What is an Element?
An element is a substance consisting of atoms which all have the same number of protons - i.e. the same atomic number.
Elements are chemically the simplest substances and hence cannot be broken down using chemical methods. Elements can only be changed into other elements using nuclear methods.
Although an element's atoms must all have the same number of protons, they can have different numbers of neutrons and hence different masses. When atoms of the same element have different numbers of neutrons, they are called isotopes.
The Most Abundant Elements
With only one proton, hydrogen is the simplest, lightest element, followed by helium, which has two protons.
At 75 percent, hydrogen is also the most abundant element in the universe, followed again by helium at 23 percent, then oxygen at 1 percent. Each oxygen atom has eight protons. All of the other elements make up the remaining 1 percent.

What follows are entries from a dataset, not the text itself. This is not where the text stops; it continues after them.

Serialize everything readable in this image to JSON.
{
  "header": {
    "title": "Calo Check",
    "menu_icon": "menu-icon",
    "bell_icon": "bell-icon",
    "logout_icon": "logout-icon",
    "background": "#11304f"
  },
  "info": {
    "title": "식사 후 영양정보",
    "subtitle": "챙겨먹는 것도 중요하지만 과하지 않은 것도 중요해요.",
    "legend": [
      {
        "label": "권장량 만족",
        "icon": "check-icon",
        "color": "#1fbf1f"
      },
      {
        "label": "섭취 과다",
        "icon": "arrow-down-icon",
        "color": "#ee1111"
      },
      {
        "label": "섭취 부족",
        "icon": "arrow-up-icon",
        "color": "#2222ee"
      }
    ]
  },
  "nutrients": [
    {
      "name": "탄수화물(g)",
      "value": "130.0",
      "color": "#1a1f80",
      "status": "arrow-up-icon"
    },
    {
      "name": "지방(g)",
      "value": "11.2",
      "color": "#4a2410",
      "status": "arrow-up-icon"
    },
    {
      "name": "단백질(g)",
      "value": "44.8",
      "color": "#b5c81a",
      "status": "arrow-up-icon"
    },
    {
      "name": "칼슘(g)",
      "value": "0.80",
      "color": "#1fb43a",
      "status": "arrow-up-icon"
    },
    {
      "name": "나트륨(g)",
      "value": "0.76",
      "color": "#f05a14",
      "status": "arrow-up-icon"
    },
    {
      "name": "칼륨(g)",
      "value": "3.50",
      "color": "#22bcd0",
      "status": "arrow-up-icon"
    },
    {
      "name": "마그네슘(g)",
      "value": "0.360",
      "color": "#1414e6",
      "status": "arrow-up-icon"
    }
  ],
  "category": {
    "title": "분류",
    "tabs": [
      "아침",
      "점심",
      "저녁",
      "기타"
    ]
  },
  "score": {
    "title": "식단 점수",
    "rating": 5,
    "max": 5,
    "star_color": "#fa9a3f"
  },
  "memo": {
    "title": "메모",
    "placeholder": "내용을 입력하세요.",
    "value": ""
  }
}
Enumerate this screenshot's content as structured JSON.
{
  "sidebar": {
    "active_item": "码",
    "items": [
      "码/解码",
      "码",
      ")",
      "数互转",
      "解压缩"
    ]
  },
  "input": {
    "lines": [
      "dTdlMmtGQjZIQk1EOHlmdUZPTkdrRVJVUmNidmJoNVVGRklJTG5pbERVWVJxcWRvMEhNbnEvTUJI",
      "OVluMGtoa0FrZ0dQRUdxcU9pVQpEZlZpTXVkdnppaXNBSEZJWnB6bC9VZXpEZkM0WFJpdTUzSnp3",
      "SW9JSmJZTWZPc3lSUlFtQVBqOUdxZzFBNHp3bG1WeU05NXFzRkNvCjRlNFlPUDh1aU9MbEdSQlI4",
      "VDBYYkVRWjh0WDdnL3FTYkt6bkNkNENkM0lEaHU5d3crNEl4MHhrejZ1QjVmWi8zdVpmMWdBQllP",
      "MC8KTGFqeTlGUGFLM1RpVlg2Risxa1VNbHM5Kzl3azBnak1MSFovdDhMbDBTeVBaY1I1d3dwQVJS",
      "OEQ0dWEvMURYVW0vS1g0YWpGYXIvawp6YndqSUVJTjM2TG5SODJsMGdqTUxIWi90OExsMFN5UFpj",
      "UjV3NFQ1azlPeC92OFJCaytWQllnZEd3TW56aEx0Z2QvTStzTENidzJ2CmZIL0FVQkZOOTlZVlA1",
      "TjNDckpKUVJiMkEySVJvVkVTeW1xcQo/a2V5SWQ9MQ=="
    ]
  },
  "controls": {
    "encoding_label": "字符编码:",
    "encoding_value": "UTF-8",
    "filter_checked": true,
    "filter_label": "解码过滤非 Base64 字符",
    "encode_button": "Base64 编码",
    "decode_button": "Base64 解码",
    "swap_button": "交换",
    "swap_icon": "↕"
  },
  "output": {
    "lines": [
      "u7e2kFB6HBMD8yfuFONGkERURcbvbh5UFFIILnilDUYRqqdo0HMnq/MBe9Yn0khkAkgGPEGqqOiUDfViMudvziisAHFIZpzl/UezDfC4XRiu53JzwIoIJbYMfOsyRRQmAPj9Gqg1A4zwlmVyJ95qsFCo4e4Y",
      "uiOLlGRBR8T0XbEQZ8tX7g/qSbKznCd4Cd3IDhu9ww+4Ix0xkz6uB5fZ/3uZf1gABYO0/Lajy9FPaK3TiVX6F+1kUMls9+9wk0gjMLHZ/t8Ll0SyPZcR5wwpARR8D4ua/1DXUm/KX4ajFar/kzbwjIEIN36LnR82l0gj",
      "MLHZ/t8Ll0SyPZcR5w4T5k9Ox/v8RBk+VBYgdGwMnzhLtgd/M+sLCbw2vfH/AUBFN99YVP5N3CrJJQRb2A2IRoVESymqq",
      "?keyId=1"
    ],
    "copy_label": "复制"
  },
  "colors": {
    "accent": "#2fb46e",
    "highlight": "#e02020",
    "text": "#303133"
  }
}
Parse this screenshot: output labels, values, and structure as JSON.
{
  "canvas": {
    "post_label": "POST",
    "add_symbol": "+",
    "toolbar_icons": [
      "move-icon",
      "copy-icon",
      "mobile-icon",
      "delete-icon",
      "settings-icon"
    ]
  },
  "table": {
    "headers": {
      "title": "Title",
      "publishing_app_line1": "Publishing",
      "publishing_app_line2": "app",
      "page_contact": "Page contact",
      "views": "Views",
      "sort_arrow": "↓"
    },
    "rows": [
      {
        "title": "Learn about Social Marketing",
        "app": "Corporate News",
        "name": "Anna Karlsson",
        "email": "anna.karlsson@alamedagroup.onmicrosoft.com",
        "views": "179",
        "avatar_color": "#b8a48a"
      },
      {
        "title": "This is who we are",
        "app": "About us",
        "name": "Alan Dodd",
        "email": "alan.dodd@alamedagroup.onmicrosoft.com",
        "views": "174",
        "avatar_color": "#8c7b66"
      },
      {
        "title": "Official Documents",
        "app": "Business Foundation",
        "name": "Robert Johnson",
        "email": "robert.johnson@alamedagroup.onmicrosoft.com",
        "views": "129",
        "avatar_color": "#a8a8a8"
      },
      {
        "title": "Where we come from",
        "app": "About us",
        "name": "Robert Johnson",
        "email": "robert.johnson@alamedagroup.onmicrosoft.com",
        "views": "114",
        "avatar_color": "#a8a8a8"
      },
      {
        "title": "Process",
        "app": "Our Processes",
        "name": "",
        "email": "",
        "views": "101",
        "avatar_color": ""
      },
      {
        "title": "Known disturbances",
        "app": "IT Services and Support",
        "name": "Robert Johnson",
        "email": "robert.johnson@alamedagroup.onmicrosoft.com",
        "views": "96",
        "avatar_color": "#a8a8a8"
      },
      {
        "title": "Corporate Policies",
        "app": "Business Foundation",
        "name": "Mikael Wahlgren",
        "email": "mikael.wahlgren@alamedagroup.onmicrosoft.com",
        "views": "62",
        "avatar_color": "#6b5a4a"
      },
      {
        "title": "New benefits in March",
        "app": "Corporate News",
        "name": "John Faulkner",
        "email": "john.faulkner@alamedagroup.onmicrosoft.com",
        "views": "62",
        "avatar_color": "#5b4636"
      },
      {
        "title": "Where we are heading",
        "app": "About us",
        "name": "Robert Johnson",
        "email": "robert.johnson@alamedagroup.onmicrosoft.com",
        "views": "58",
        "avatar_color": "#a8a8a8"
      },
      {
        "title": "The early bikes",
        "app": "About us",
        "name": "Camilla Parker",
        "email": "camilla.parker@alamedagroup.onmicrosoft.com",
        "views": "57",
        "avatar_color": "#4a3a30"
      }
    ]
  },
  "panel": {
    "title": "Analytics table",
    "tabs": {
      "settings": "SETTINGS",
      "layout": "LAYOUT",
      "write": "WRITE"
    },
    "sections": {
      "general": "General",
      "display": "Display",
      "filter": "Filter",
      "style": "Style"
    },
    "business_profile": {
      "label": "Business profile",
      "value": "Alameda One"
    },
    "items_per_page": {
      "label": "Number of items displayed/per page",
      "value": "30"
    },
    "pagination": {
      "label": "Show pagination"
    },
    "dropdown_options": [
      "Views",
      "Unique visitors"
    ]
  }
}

We can also name elements using their atomic numbers. For example, element 1 is hydrogen, element 2 is helium, element 3 is lithium, element 8 is oxygen, etc.
There are currently 115 accepted elements and three elements whose existence has been claimed, but not yet accepted (elements 113, 115 and 118).
We use the periodic table to display all of the elements in an organized way.
Some elements have been known for thousands of years, and we do not know who discovered them. These are: antimony, arsenic, carbon, copper, iron, gold, lead, mercury, silver, sulfur, and tin.
All other elements have been discovered since 1669; it was in this year that Hennig Brand became the first named person to discover a new element - phosphorus.
An element can combine with one or more other elements to form compounds, of which there are millions. For example, one of the best known compounds is water, written chemically as H20, which means that water is made of two atoms of hydrogen combined with one of oxygen.
Search the Dictionary for More Terms